**TASK MATERIAL**
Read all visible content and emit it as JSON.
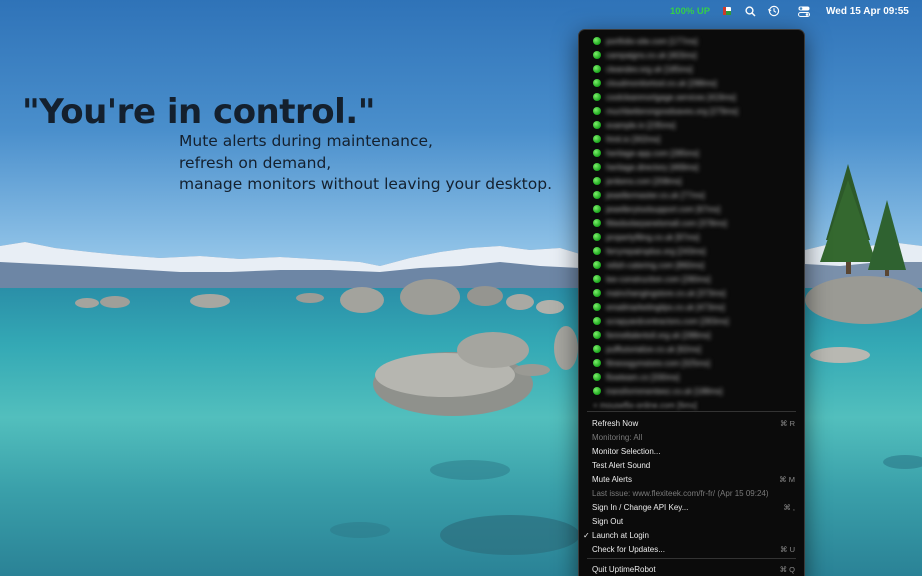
{
  "menubar": {
    "status": "100% UP",
    "clock": "Wed 15 Apr  09:55",
    "icons": [
      "uptimerobot-flag-icon",
      "search-icon",
      "history-icon",
      "control-center-icon"
    ]
  },
  "headline": "\"You're in control.\"",
  "subtext": [
    "Mute alerts during maintenance,",
    "refresh on demand,",
    "manage monitors without leaving your desktop."
  ],
  "menu": {
    "monitors": [
      {
        "status": "up",
        "color": "#2ecc40",
        "label": "portfolio-site.com [177ms]"
      },
      {
        "status": "up",
        "color": "#2ecc40",
        "label": "campaigns.co.uk [403ms]"
      },
      {
        "status": "up",
        "color": "#2ecc40",
        "label": "cleandev.org.uk [185ms]"
      },
      {
        "status": "up",
        "color": "#2ecc40",
        "label": "cloudmonitortool.co.uk [288ms]"
      },
      {
        "status": "up",
        "color": "#2ecc40",
        "label": "coolcleanmortgage.services [419ms]"
      },
      {
        "status": "up",
        "color": "#2ecc40",
        "label": "muchbetterongoodsaves.org [279ms]"
      },
      {
        "status": "up",
        "color": "#2ecc40",
        "label": "example.io [235ms]"
      },
      {
        "status": "up",
        "color": "#2ecc40",
        "label": "frinit.io [302ms]"
      },
      {
        "status": "up",
        "color": "#2ecc40",
        "label": "heritage-app.com [285ms]"
      },
      {
        "status": "up",
        "color": "#2ecc40",
        "label": "heritage.directory [469ms]"
      },
      {
        "status": "up",
        "color": "#2ecc40",
        "label": "jenkens.com [208ms]"
      },
      {
        "status": "up",
        "color": "#2ecc40",
        "label": "jewellermaster.co.uk [77ms]"
      },
      {
        "status": "up",
        "color": "#2ecc40",
        "label": "jewellerytoolsupport.com [67ms]"
      },
      {
        "status": "up",
        "color": "#2ecc40",
        "label": "fittedsolarpanelsmall.com [378ms]"
      },
      {
        "status": "up",
        "color": "#2ecc40",
        "label": "propertyfiling.co.uk [97ms]"
      },
      {
        "status": "up",
        "color": "#2ecc40",
        "label": "ferryrepairsplus.org [243ms]"
      },
      {
        "status": "up",
        "color": "#2ecc40",
        "label": "relish-catering.com [860ms]"
      },
      {
        "status": "up",
        "color": "#2ecc40",
        "label": "lee-construction.com [280ms]"
      },
      {
        "status": "up",
        "color": "#2ecc40",
        "label": "mainchangingstore.co.uk [373ms]"
      },
      {
        "status": "up",
        "color": "#2ecc40",
        "label": "emailmarketingtips.co.uk [473ms]"
      },
      {
        "status": "up",
        "color": "#2ecc40",
        "label": "scrapyardcontractors.com [283ms]"
      },
      {
        "status": "up",
        "color": "#2ecc40",
        "label": "fenneltalentoil.org.uk [288ms]"
      },
      {
        "status": "up",
        "color": "#2ecc40",
        "label": "pufftutorialize.co.uk [62ms]"
      },
      {
        "status": "up",
        "color": "#2ecc40",
        "label": "fitnessgymstore.com [325ms]"
      },
      {
        "status": "up",
        "color": "#2ecc40",
        "label": "flowteam.co [330ms]"
      },
      {
        "status": "up",
        "color": "#2ecc40",
        "label": "transformmenteez.co.uk [188ms]"
      }
    ],
    "more_label": "+ mouseflix-online.com [6ms]",
    "actions": [
      {
        "label": "Refresh Now",
        "shortcut": "⌘ R",
        "enabled": true,
        "checked": false
      },
      {
        "label": "Monitoring: All",
        "shortcut": "",
        "enabled": false,
        "checked": false
      },
      {
        "label": "Monitor Selection...",
        "shortcut": "",
        "enabled": true,
        "checked": false
      },
      {
        "label": "Test Alert Sound",
        "shortcut": "",
        "enabled": true,
        "checked": false
      },
      {
        "label": "Mute Alerts",
        "shortcut": "⌘ M",
        "enabled": true,
        "checked": false
      },
      {
        "label": "Last issue: www.flexiteek.com/fr-fr/ (Apr 15 09:24)",
        "shortcut": "",
        "enabled": false,
        "checked": false
      },
      {
        "label": "Sign In / Change API Key...",
        "shortcut": "⌘ ,",
        "enabled": true,
        "checked": false
      },
      {
        "label": "Sign Out",
        "shortcut": "",
        "enabled": true,
        "checked": false
      },
      {
        "label": "Launch at Login",
        "shortcut": "",
        "enabled": true,
        "checked": true
      },
      {
        "label": "Check for Updates...",
        "shortcut": "⌘ U",
        "enabled": true,
        "checked": false
      },
      {
        "label": "Quit UptimeRobot",
        "shortcut": "⌘ Q",
        "enabled": true,
        "checked": false
      }
    ]
  }
}
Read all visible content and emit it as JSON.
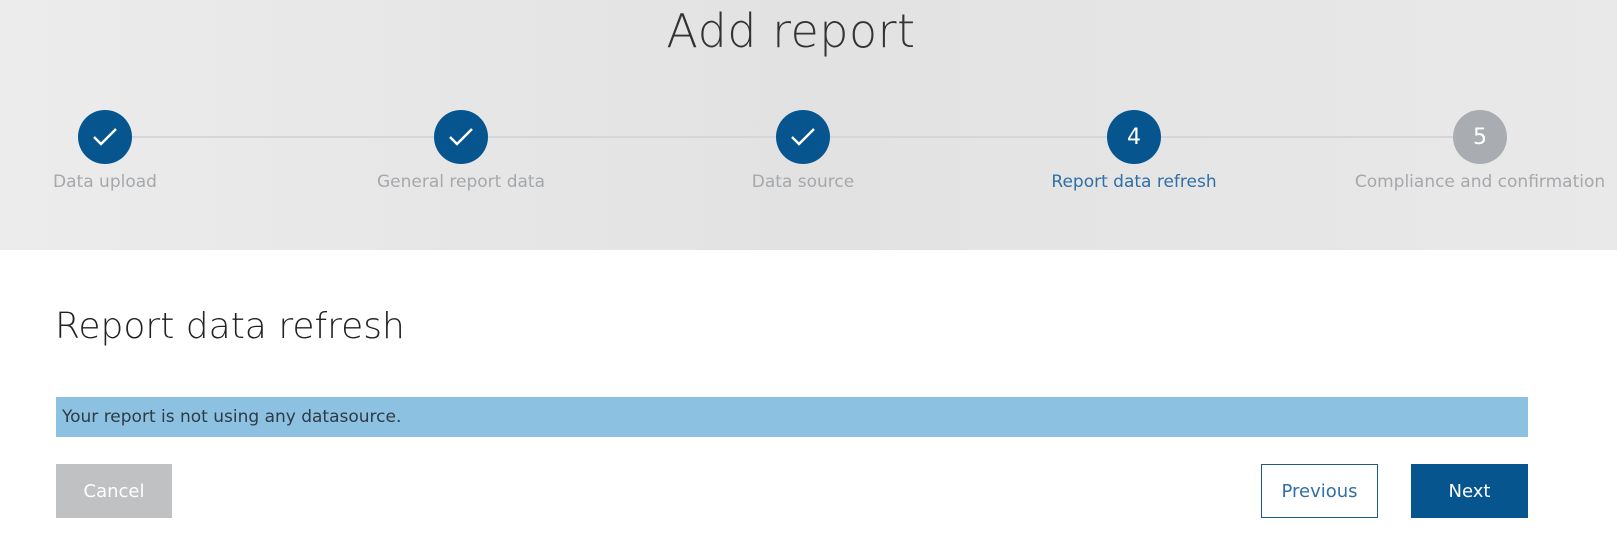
{
  "header": {
    "title": "Add report"
  },
  "stepper": {
    "steps": [
      {
        "number": "1",
        "label": "Data upload",
        "status": "completed",
        "icon": "check-icon"
      },
      {
        "number": "2",
        "label": "General report data",
        "status": "completed",
        "icon": "check-icon"
      },
      {
        "number": "3",
        "label": "Data source",
        "status": "completed",
        "icon": "check-icon"
      },
      {
        "number": "4",
        "label": "Report data refresh",
        "status": "active"
      },
      {
        "number": "5",
        "label": "Compliance and confirmation",
        "status": "pending"
      }
    ]
  },
  "section": {
    "title": "Report data refresh",
    "info_message": "Your report is not using any datasource."
  },
  "actions": {
    "cancel_label": "Cancel",
    "previous_label": "Previous",
    "next_label": "Next"
  },
  "colors": {
    "primary": "#06558f",
    "active_text": "#2f6fa5",
    "pending_circle": "#a9adb1",
    "info_banner": "#8cc1e1",
    "cancel_button": "#c0c1c3"
  }
}
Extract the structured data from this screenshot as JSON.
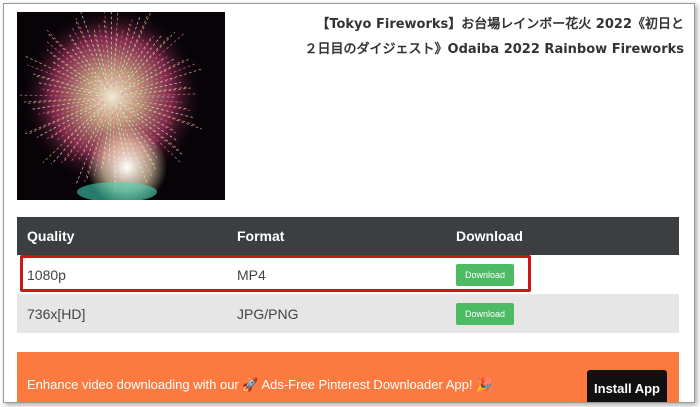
{
  "video": {
    "title": "【Tokyo Fireworks】お台場レインボー花火 2022《初日と２日目のダイジェスト》Odaiba 2022 Rainbow Fireworks",
    "thumbnail_icon": "fireworks-image"
  },
  "table": {
    "headers": [
      "Quality",
      "Format",
      "Download"
    ],
    "rows": [
      {
        "quality": "1080p",
        "format": "MP4",
        "button": "Download"
      },
      {
        "quality": "736x[HD]",
        "format": "JPG/PNG",
        "button": "Download"
      }
    ]
  },
  "banner": {
    "text": "Enhance video downloading with our 🚀 Ads-Free Pinterest Downloader App! 🎉",
    "button": "Install App"
  },
  "colors": {
    "table_header": "#3c3f41",
    "download_button": "#4cbb63",
    "highlight": "#d01414",
    "banner": "#fc7a40"
  }
}
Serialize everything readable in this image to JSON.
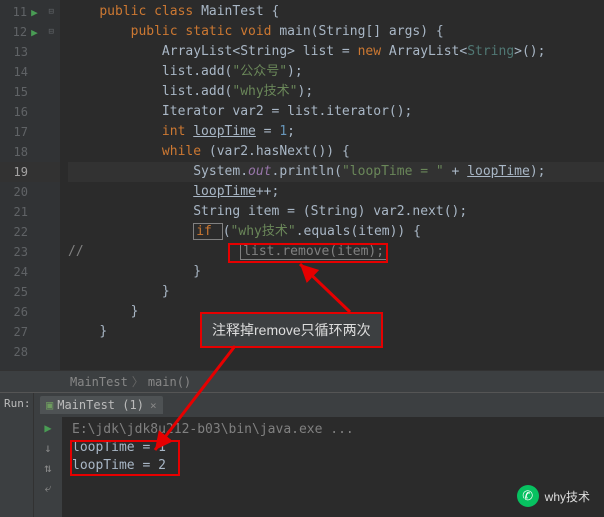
{
  "lines": [
    {
      "n": "11",
      "run": true,
      "fold": "⊟"
    },
    {
      "n": "12",
      "run": true,
      "fold": "⊟"
    },
    {
      "n": "13"
    },
    {
      "n": "14"
    },
    {
      "n": "15"
    },
    {
      "n": "16"
    },
    {
      "n": "17"
    },
    {
      "n": "18"
    },
    {
      "n": "19",
      "hl": true
    },
    {
      "n": "20"
    },
    {
      "n": "21"
    },
    {
      "n": "22"
    },
    {
      "n": "23"
    },
    {
      "n": "24"
    },
    {
      "n": "25"
    },
    {
      "n": "26"
    },
    {
      "n": "27"
    },
    {
      "n": "28",
      "fold": ""
    }
  ],
  "code": {
    "l11": {
      "indent": "    ",
      "kw1": "public class ",
      "name": "MainTest {"
    },
    "l12": {
      "indent": "        ",
      "kw1": "public static void ",
      "name": "main",
      "args": "(String[] args) {"
    },
    "l13": {
      "indent": "            ",
      "t": "ArrayList<String> list = ",
      "kw": "new ",
      "rest": "ArrayList<",
      "gen": "String",
      "rest2": ">();"
    },
    "l14": {
      "indent": "            ",
      "t": "list.add(",
      "s": "\"公众号\"",
      "r": ");"
    },
    "l15": {
      "indent": "            ",
      "t": "list.add(",
      "s": "\"why技术\"",
      "r": ");"
    },
    "l16": {
      "indent": "            ",
      "t": "Iterator var2 = list.iterator();"
    },
    "l17": {
      "indent": "            ",
      "kw": "int ",
      "v": "loopTime",
      "rest": " = ",
      "num": "1",
      "semi": ";"
    },
    "l18": {
      "indent": "            ",
      "kw": "while ",
      "rest": "(var2.hasNext()) {"
    },
    "l19": {
      "indent": "                ",
      "t": "System.",
      "out": "out",
      "p": ".println(",
      "s": "\"loopTime = \"",
      "plus": " + ",
      "v": "loopTime",
      "r": ");"
    },
    "l20": {
      "indent": "                ",
      "v": "loopTime",
      "r": "++;"
    },
    "l21": {
      "indent": "                ",
      "t": "String item = (String) var2.next();"
    },
    "l22": {
      "indent": "                ",
      "kw": "if ",
      "p": "(",
      "s": "\"why技术\"",
      "rest": ".equals(item)) {"
    },
    "l23": {
      "indent": "",
      "c": "//",
      "pad": "                    ",
      "boxed": "list.remove(item);"
    },
    "l24": {
      "indent": "                ",
      "t": "}"
    },
    "l25": {
      "indent": "            ",
      "t": "}"
    },
    "l26": {
      "indent": "        ",
      "t": "}"
    },
    "l27": {
      "indent": "    ",
      "t": "}"
    }
  },
  "breadcrumb": {
    "c1": "MainTest",
    "c2": "main()"
  },
  "run": {
    "label": "Run:",
    "tab": "MainTest (1)",
    "cmd": "E:\\jdk\\jdk8u212-b03\\bin\\java.exe ...",
    "out1": "loopTime = 1",
    "out2": "loopTime = 2"
  },
  "annotation": "注释掉remove只循环两次",
  "watermark": "why技术"
}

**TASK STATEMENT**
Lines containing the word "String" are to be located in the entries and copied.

**EXPECTED OUTPUT**
      "args": "(String[] args) {"
      "t": "ArrayList<String> list = ",
      "gen": "String",
      "t": "String item = (String) var2.next();"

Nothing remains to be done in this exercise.